David Ortiz and the Red Sox are battling an unrecognizable American League East this season. (Getty Images)

Nevada reminds us American League East isn't scaring anybody this time around

Rob Bradford
February 15, 2015 - 7:11 pm

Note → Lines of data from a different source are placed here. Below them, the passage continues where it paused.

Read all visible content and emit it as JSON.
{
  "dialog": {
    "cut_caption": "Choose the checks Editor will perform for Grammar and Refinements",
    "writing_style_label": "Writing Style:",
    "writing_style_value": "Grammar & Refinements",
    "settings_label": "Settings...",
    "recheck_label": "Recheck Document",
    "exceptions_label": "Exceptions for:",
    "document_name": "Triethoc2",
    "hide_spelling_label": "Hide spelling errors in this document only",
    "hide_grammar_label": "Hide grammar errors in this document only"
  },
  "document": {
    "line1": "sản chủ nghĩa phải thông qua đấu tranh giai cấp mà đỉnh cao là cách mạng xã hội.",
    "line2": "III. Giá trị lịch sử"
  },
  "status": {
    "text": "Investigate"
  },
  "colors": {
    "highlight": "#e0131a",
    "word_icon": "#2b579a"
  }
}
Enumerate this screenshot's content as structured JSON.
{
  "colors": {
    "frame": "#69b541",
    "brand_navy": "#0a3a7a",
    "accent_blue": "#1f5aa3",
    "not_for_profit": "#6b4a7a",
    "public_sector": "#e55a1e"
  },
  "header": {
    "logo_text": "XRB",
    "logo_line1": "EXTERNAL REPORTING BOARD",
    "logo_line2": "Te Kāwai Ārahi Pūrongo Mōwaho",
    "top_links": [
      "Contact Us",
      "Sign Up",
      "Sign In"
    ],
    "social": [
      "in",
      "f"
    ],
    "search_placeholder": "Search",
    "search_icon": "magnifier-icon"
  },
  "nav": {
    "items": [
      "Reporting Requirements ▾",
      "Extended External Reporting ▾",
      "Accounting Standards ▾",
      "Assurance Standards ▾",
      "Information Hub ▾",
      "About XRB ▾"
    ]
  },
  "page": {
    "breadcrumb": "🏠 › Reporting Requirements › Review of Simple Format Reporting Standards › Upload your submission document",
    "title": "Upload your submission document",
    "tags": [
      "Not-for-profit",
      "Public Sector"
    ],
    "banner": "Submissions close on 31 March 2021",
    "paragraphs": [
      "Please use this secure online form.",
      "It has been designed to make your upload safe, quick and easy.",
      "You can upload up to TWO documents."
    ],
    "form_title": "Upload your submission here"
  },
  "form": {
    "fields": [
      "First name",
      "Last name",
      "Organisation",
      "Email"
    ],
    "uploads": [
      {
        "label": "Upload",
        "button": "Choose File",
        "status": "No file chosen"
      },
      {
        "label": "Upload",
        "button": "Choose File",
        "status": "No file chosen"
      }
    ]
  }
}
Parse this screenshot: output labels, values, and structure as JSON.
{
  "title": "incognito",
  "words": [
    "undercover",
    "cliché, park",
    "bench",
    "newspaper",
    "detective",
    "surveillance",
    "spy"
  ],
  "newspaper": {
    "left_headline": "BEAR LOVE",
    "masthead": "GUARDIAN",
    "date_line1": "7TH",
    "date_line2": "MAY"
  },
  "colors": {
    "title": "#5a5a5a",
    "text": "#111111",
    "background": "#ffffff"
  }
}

The kind folks in Nevada have weighed in on the upcoming Major League Baseball season. One of their takeaways? The American League East isn't scaring anybody this time around. The Atlantis sports book in Reno is the first to release their projected 2015 win totals for all MLB teams, using the numbers to encourage bettors to either bet that clubs will finish over or under the set number. While we understand the impetus setting such a number for each team is to get betting action, it also offers a representation as to how the professionals in the sports betting industry view the landscape of the coming regular season. It translated into good news for the Red Sox. It also reminds us that this division is, to be kind, unpredictable. Atlantis sports book director Steve Mikkelson slotted the Sox with an over/under of 86 wins, the most of any AL East team. Baltimore was second with 84.5, the Blue Jays are at 83.5, the Yankees slot in at 80 and Tampa Bay have been tagged at 77.5. While the numbers will ultimately be off base (because, despite the best efforts of Mikkelson and the rest of his Nevada counterparts, they always are), it is interesting to note the perception of the once-all-powerful AL East. The Red Sox' win over/under is the lowest of any of the other projected division leaders. That isn't what this division is supposed to be all about. Put it this way: If the Red Sox actually do win the AL East with 86 wins, it would be an unbelievable aberration. Since the leagues were broken up into three divisions in 1994, there have been just two times the top team in the East hasn't won at least 95 games. The Yankees needed just 87 wins to claim the division in 2000 -- (the first year in MLB no team finished with a winning percentage below .400 or above .600) -- and also won the division crown with 92 victories in '96. But with what appears to be an unusually top-to-bottom flawed AL East, it's a scenario that could surface. Basically, the entire division mirrors how we view the Red Sox. Cases could be made for and against every single participant. Usually the East offers some certainty thanks to at least one roster constructed with top-to-bottom proven success. Not this time. Take a look '€¦ RAYS Why they'll go over: With Alex Cobb, Drew Smyly and Chris Archer -- along with the June return of Matt Moore -- they could have the division's best starting rotation. Why they'll go under: The offense is yucky. And if you don't believe me, remember that John Jaso is currently scheduled to be the Rays' designated hitter. ORIOLES Why they'll go over: They have shown a propensity to figure things out, while getting good enough pitching. The return of Matt Wieters and Manny Machado won't hurt, either. Why they'll go under: The O's no longer have a guy named Nelson Cruz and added little in the offseason. YANKEES Why they'll go over: If Masahiro Tanaka, CC Sabathia and Michael Pineda prove they can stay healthy, New York's offense and intriguing bullpen will keep them competitive enough until a midseason, game-changing move can be executed. Why they'll go under: The Yanks have to rely on the health of Tanaka, Sabathia and Pineda. BLUE JAYS Why they'll go over: The addition of Josh Donaldson and Russell Martin allows for one of the best lineups in the American League. The emergence of starting pitcher Marcus Stroman would also make a world of difference. Why they'll go under: Brett Cecil is the Jays' closer, and the top of the rotation is being manned by R.A. Dickey and Mark Buehrle with a bunch of unpredictability behind them. RED SOX Why they'll go over: A lot of players with at least some history of success. Why they'll go under: A lot of players with at least some history of uneven performances. This isn't your older brother's American League East. Thanks for the reminder Nevada.